The 2p-sigma orbital is a bonding orbital which can be approximated by two 2p orbitals with their electron density lobes pointing toward each other. This orbital is occupied by two electrons in the ground-state N 2 molecule. The 2p-sigma star orbital is an antibonding orbital. This orbital is not occupied in the ground-state N2 molecule. Note that there is a node between the nuclei.

The 2p-pi orbital is a bonding orbital. It is approximately two 2p orbitals aligned side-by-side. It has a nodal plane just like p atomic orbitals do. There is another 2p-pi orbital that has the same shape as this one. You can see what it looks like by rotating this one by 90 degrees toward you. Both of these orbitals are occupied in the ground-state N2 molecule. The 2p-pi star orbital is an antibonding orbital. It has a node between the nuclei and a nodal plane containing the nuclei. There is another 2p-pi star orbital with the same shape as this one in the N2 molecule. You can see what it looks like by rotating this one by 90 degrees toward you. Neither of these orbitals is occupied in the ground- state N2 molecule.

Pi Molecular Orbitals for Benzene

The six lowest energy pi molecular orbitals for benzene are relatively easy to construct and show. Since there are only six pi electrons in the benzene molecule only the lowest three pi orbitals will be occupied. We will label the orbitals by their symmetry designation (for people who care about the symmetry designations).

The lowest pi orbital of benzene is called the A2u orbital. This orbital is occupied by two electrons in the lowest energy state of benzene. Notice that this orbital has a nodal plane in the plane containing the nuclei and no other nodes. (You can tell the relative energies of a set of molecular orbitals - or atomic orbitals, for that matter - by counting nodal surfaces. The more nodes an orbital has the higher energy it has. If you like, you can test this statement on the pi molecular orbitals of benzene.)
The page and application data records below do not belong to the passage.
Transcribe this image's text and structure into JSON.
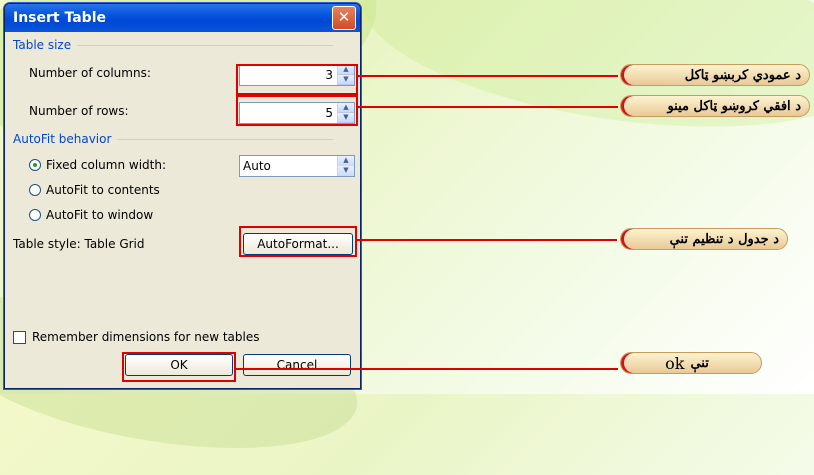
{
  "dialog": {
    "title": "Insert Table",
    "close_label": "✕",
    "table_size": {
      "heading": "Table size",
      "columns_label": "Number of columns:",
      "columns_value": "3",
      "rows_label": "Number of rows:",
      "rows_value": "5"
    },
    "autofit": {
      "heading": "AutoFit behavior",
      "fixed_label": "Fixed column width:",
      "fixed_value": "Auto",
      "contents_label": "AutoFit to contents",
      "window_label": "AutoFit to window",
      "selected": "fixed"
    },
    "style_text": "Table style: Table Grid",
    "autoformat_label": "AutoFormat...",
    "remember_label": "Remember dimensions for new tables",
    "remember_checked": false,
    "ok_label": "OK",
    "cancel_label": "Cancel"
  },
  "callouts": {
    "columns": "د عمودي کربښو ټاکل",
    "rows": "د افقي کروښو ټاکل مینو",
    "style": "د جدول د تنظیم تنې",
    "ok_text": "تنې",
    "ok_latin": "ok"
  },
  "colors": {
    "title_bar": "#0a55d8",
    "dialog_bg": "#ece9d8",
    "highlight": "#e00000",
    "group_heading": "#0046d5"
  }
}
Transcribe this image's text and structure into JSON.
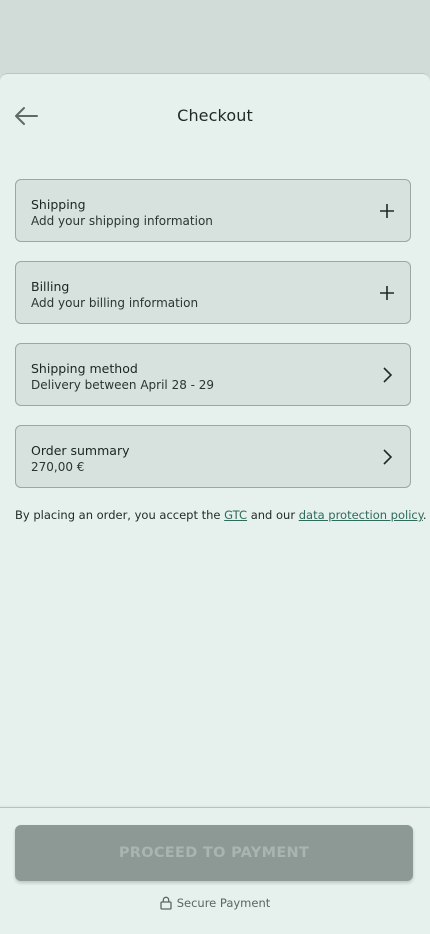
{
  "header": {
    "title": "Checkout",
    "back_icon": "arrow-left-icon"
  },
  "sections": [
    {
      "title": "Shipping",
      "subtitle": "Add your shipping information",
      "icon": "plus-icon"
    },
    {
      "title": "Billing",
      "subtitle": "Add your billing information",
      "icon": "plus-icon"
    },
    {
      "title": "Shipping method",
      "subtitle": "Delivery between April 28 - 29",
      "icon": "chevron-right-icon"
    },
    {
      "title": "Order summary",
      "subtitle": "270,00 €",
      "icon": "chevron-right-icon"
    }
  ],
  "legal": {
    "prefix": "By placing an order, you accept the ",
    "gtc_link": "GTC",
    "middle": " and our ",
    "privacy_link": "data protection policy",
    "suffix": "."
  },
  "footer": {
    "pay_button": "PROCEED TO PAYMENT",
    "pay_button_enabled": false,
    "secure_label": "Secure Payment",
    "secure_icon": "lock-icon"
  },
  "colors": {
    "backdrop": "#d1dbd8",
    "sheet": "#e6f0ec",
    "card": "#d7e2de",
    "link": "#2f6b5a",
    "button_disabled": "#8c9995"
  }
}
The second lowest energy pi orbitals of benzene are designated E1g so we will call them E1g-1 and E1g-2. They are degenerate (i.e., they have the same energy) so that all the remaining four pi electrons occupy these orbitals.

Next up (in energy) is another set of two degenerate orbitals, the E2u orbitals, E2u-1 and E2u-2. These orbitals are unoccupied in the ground electronic state of benzene.

The highest (in energy) of these six benzene pi orbitals is the B2g orbital. This orbital is unoccupied in the ground state of benzene.

Last updated 30 May 97
W. R. Salzman
Department of Chemistry
University of Arizona
salzman@arizona.edu